Speed Reads

Rude Awakenings

What happens when white nationalists receive uncomfortable genetic ancestry tests results

When you order a test of your genetic makeup from Ancestry.com or 23andMe, the results you get back are often a surprise. When you are racial purist like white separatist Craig Cobb, that shock can be pretty upsetting, as Cobb found out on Trisha Goddard's talk show in 2013:

Cobb didn't just protest that his African ancestry was "statistical noise" on British TV, though. Like dozens of white supremacists, he went on the white nationalist website Stormfront to dispute the results, reports Eric Boodman at Stat News. Generally speaking, if you want to be a member of the Stormfront community, "you have to be 100 percent white European, not Jewish," says sociologist Aaron Panofsky, who read thousands of Stormfront posts with partner Joan Donovan to find out how white supremacists handle the news that they aren't as white as they think — which happens about two-thirds of the time. They presented their research, coincidentally, on Monday at a conference in Montreal.

Some of the Stormfront users' critiques of the accuracy of spit-in-a-cup genetic ancestry testing are similar to ones by scientists, at least when it comes to determining race. But others have folksier ways to dispute the results, Panofsky says, like the "mirror test" — "They will say things like, 'If you see a Jew in the mirror looking back at you, that's a problem; if you don't, you're fine'" — or calling genetic tests a Jewish conspiracy "to confuse true white Americans about their ancestry," he explains. Boodman continues:

For the study authors, what was most interesting was to watch this online community negotiating its own boundaries, rethinking who counts as "white." That involved plenty of contradictions. They saw people excluded for their genetic test results, often in very nasty (and unquotable) ways, but that tended to happen for newer members of the anonymous online community, Panofsky said, and not so much for longtime, trusted members. Others were told that they could remain part of white nationalist groups, in spite of the ancestry they revealed, as long as they didn't "mate," or only had children with certain ethnic groups. [Stat News]
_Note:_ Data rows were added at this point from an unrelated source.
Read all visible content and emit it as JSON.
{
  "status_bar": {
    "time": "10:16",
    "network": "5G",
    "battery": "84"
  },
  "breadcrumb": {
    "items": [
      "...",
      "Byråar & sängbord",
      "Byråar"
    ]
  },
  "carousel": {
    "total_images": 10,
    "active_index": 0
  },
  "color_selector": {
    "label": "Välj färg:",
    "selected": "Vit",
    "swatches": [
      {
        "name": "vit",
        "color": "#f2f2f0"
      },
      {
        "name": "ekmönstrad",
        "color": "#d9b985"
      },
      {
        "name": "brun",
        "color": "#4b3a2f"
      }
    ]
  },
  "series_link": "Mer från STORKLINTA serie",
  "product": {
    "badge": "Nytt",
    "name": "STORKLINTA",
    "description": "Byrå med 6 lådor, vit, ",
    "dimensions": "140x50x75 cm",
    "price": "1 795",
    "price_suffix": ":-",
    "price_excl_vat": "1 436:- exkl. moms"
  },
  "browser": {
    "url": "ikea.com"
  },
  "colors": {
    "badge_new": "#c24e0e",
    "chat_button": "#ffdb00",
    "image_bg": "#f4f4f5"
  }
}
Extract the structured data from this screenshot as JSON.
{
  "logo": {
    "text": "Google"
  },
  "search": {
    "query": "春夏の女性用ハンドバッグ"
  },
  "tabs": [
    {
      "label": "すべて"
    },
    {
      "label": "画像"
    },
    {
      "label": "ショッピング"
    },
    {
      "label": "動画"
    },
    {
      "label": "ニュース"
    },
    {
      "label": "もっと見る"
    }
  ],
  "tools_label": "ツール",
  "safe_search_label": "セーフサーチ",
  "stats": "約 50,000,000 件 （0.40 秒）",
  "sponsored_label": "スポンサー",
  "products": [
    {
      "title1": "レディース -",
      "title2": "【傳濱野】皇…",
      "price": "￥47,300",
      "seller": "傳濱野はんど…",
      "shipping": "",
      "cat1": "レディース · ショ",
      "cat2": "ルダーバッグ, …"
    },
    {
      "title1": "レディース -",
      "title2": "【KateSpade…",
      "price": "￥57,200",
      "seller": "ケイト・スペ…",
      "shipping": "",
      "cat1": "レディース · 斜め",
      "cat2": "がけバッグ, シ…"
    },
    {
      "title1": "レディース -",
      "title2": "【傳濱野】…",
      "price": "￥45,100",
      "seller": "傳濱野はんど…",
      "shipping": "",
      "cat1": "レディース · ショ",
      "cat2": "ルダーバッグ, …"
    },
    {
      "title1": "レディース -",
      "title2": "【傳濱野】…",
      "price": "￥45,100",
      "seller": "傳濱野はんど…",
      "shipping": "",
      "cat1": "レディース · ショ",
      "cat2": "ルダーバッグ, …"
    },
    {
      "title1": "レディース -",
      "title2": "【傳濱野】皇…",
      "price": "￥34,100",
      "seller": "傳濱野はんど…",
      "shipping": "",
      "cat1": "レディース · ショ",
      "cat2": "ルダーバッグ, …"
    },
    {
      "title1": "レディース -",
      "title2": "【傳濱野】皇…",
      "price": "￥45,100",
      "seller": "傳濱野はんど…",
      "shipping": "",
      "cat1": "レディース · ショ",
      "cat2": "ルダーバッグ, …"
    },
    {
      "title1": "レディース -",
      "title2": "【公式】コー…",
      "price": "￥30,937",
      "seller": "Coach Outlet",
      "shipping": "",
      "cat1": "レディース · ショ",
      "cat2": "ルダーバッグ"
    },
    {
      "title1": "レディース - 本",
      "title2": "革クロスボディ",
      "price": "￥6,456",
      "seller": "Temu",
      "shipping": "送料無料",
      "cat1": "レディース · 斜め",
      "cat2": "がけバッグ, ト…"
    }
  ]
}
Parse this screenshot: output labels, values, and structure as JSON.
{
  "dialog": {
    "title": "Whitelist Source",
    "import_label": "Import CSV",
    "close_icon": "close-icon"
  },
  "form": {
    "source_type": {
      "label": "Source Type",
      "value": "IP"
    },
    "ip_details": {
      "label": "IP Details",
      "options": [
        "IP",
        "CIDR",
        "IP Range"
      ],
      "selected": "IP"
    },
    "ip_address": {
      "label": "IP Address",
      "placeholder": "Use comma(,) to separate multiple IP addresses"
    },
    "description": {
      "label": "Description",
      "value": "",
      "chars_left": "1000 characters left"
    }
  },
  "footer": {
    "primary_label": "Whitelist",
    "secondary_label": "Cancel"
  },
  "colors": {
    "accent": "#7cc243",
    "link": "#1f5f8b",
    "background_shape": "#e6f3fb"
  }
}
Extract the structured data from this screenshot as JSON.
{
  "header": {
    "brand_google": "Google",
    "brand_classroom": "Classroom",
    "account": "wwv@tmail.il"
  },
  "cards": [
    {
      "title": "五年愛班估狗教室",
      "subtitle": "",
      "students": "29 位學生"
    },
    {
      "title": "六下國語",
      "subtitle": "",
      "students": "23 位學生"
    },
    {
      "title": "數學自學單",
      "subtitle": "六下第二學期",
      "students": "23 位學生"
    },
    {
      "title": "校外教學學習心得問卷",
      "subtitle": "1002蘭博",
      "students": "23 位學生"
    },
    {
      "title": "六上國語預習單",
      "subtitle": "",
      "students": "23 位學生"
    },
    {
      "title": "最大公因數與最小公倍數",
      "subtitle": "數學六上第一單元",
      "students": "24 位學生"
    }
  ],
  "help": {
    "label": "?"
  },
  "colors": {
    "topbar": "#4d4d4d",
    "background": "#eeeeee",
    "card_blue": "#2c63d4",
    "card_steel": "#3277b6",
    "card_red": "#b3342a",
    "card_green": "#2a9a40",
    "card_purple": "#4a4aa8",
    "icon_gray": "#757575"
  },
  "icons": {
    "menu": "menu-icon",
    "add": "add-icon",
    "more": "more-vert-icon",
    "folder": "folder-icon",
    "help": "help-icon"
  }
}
You can read more about how white nationalists navigate the news they aren't all-white at Stat News.